Search the records below for the string "text", and report each line that contains it.

Items from a dataset:

--------

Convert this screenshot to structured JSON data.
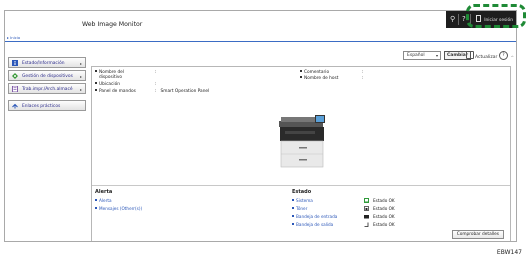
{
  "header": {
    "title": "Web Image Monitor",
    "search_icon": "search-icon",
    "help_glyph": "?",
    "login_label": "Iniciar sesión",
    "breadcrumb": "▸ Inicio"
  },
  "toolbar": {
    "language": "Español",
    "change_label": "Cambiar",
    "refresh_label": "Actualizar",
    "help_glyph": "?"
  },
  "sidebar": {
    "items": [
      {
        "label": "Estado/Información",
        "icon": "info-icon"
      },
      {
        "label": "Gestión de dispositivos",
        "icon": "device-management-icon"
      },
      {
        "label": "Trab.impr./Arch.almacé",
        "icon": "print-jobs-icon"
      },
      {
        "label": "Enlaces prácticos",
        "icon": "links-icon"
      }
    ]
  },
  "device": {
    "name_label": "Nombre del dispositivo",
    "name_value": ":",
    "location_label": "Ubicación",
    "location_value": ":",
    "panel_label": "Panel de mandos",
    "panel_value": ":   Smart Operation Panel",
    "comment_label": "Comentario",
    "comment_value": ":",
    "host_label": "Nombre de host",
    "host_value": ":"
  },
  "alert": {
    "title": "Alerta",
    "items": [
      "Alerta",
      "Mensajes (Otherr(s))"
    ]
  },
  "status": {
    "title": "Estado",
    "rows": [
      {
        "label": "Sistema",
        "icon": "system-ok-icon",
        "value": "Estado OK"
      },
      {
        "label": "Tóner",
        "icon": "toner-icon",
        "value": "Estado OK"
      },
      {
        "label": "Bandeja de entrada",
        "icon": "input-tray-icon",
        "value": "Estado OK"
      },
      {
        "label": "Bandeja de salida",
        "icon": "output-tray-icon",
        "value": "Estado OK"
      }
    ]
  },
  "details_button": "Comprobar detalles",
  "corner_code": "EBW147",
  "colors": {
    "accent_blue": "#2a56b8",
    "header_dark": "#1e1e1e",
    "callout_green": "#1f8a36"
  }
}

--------

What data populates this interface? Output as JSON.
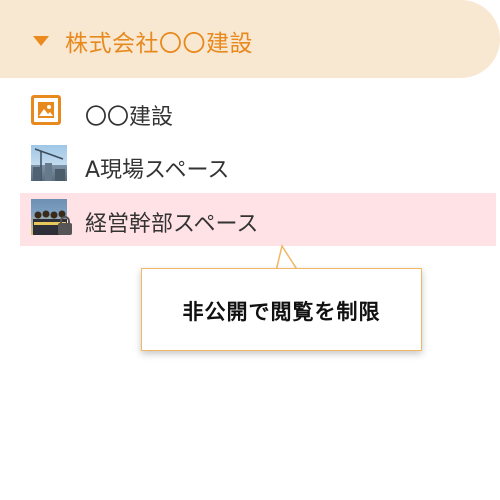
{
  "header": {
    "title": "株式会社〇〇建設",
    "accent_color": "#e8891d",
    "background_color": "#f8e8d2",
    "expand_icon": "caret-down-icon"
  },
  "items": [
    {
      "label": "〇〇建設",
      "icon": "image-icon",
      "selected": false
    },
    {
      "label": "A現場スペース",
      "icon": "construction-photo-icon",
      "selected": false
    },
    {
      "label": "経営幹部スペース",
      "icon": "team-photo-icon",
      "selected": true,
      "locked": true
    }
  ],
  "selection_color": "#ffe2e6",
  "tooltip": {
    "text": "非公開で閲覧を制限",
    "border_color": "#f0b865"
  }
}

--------

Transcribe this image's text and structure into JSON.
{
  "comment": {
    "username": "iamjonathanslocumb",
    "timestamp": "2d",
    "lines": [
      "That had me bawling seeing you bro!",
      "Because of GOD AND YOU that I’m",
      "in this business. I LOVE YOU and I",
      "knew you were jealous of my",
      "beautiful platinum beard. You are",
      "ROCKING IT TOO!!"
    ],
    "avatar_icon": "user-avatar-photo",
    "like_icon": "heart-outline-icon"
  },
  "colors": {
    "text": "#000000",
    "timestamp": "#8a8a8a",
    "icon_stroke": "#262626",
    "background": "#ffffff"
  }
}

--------

**Response to this exercise:**
    "text": "非公開で閲覧を制限",
Transcribe this image's text and structure into JSON.
    "text": "#000000",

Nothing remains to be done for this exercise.